Supply the number of lines below containing "Wait", nothing else.

Data in this exercise:
---

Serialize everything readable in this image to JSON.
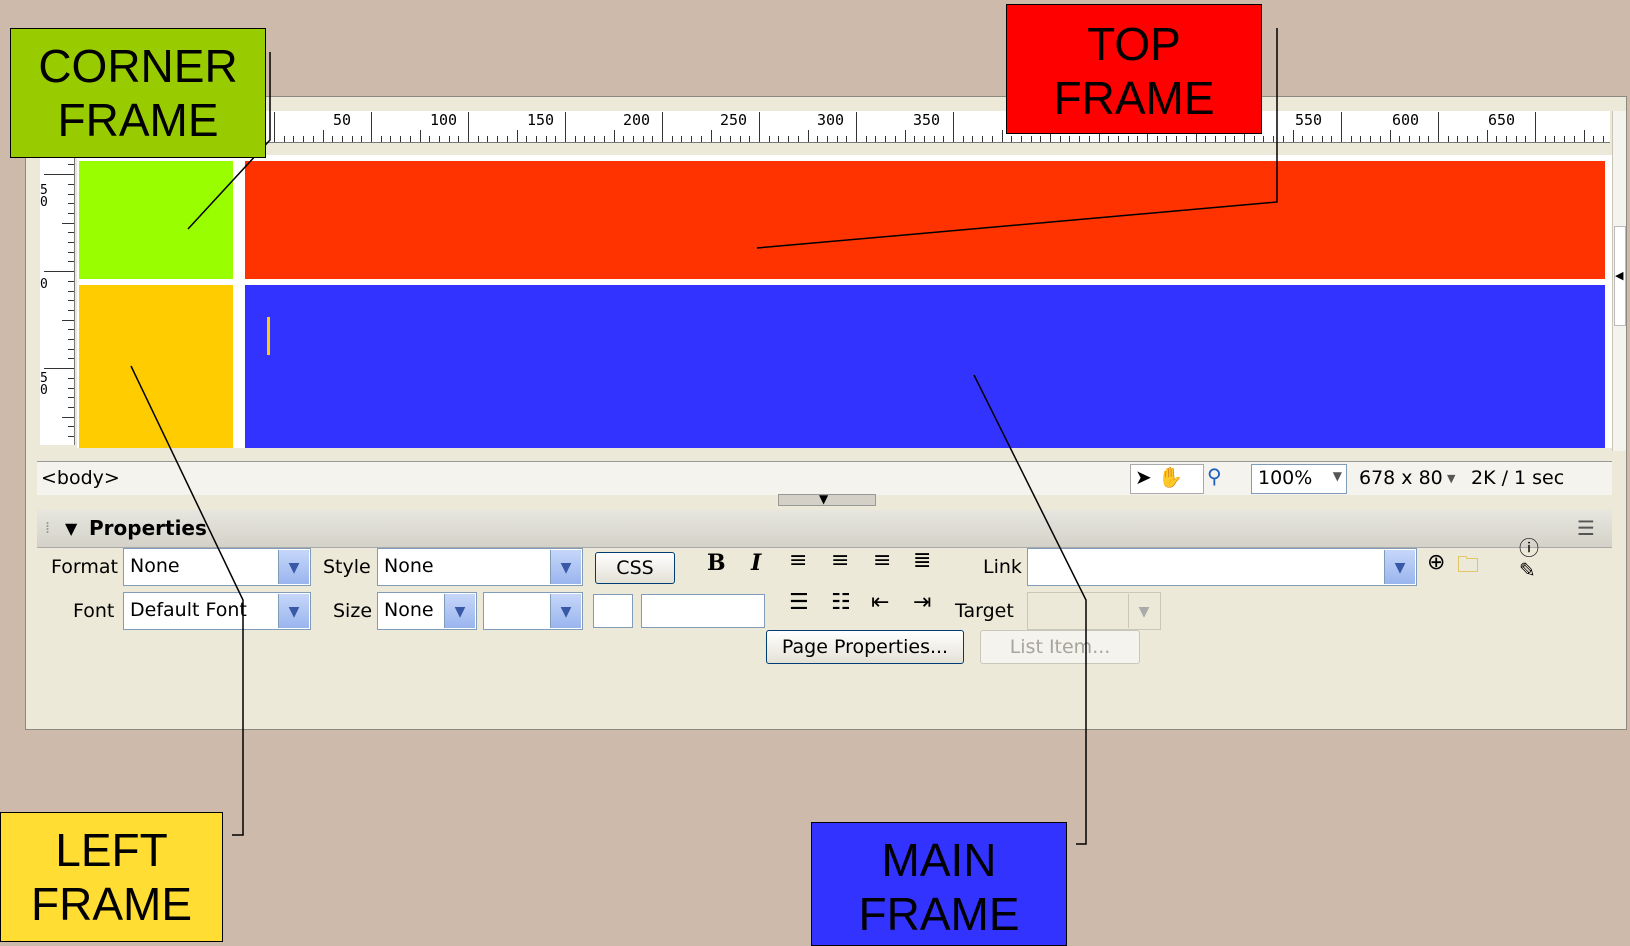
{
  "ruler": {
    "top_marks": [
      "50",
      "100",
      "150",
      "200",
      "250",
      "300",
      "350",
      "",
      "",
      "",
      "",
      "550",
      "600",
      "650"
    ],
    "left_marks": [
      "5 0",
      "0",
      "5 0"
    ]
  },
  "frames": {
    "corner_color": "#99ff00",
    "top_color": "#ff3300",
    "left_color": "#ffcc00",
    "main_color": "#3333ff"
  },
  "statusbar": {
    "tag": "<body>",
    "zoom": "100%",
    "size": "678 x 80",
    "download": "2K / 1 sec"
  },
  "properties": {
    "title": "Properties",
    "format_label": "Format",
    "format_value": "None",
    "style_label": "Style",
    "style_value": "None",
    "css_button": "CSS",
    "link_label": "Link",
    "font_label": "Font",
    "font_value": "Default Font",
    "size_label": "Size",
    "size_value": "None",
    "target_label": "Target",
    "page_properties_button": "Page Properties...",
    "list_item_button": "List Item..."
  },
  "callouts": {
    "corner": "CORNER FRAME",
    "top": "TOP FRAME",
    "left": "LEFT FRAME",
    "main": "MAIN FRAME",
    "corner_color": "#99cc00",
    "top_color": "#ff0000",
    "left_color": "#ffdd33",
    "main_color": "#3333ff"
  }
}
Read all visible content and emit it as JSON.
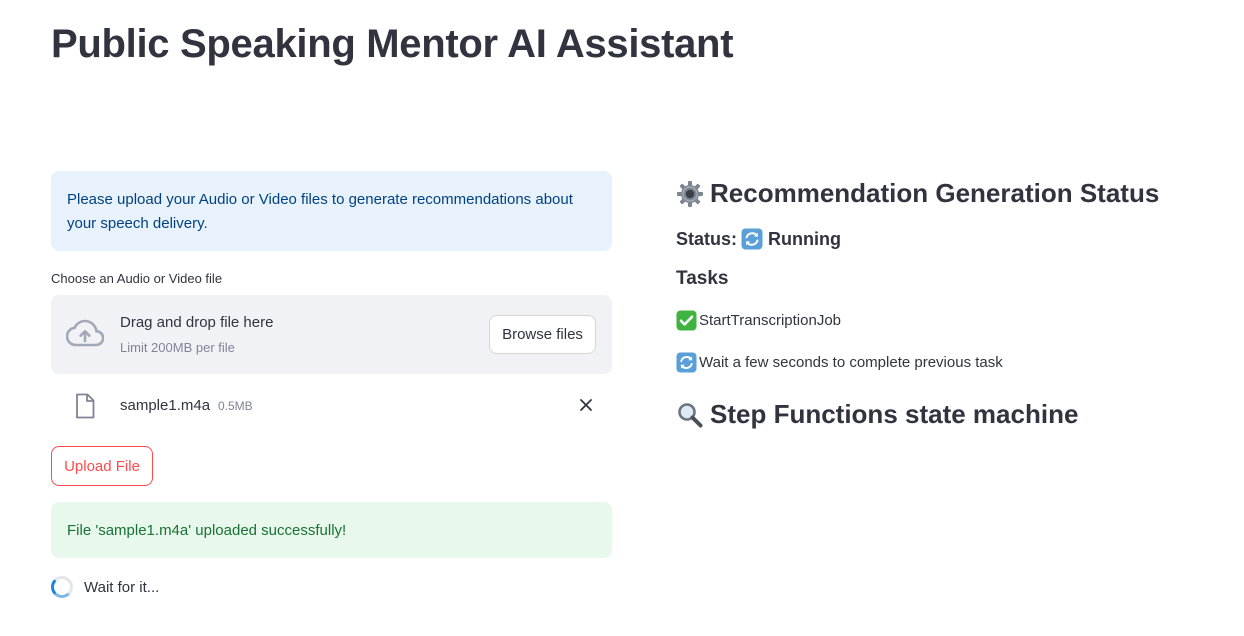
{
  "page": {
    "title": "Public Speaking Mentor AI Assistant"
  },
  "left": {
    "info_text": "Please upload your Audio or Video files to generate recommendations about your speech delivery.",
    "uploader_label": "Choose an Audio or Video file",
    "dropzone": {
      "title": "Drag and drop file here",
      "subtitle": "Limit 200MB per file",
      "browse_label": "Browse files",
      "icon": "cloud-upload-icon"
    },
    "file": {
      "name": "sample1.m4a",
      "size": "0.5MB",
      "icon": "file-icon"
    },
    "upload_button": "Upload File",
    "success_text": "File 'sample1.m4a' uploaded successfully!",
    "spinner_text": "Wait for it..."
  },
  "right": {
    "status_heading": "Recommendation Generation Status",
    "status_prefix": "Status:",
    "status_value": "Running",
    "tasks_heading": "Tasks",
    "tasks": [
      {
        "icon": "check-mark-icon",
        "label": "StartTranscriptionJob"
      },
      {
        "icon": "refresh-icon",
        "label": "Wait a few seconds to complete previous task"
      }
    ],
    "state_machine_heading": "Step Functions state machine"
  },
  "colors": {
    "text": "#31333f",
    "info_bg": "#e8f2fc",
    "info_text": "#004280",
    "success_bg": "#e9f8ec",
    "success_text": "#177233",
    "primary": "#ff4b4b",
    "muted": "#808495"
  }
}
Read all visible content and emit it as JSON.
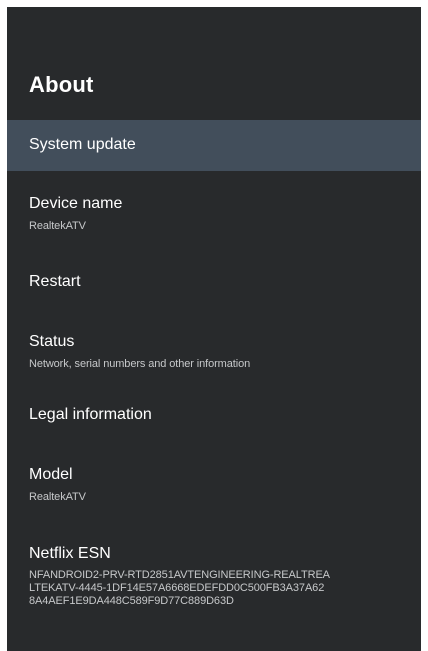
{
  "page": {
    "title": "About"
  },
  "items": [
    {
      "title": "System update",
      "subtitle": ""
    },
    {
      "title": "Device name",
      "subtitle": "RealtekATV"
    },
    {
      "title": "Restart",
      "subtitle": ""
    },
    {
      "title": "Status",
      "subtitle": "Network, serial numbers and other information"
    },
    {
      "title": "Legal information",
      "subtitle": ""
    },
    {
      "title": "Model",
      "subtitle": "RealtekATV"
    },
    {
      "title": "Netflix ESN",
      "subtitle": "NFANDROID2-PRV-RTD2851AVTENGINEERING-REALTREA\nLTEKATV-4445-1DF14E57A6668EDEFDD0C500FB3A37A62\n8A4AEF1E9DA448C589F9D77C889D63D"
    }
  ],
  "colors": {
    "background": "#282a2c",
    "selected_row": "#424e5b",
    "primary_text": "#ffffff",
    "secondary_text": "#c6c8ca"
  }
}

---

Written reply:
2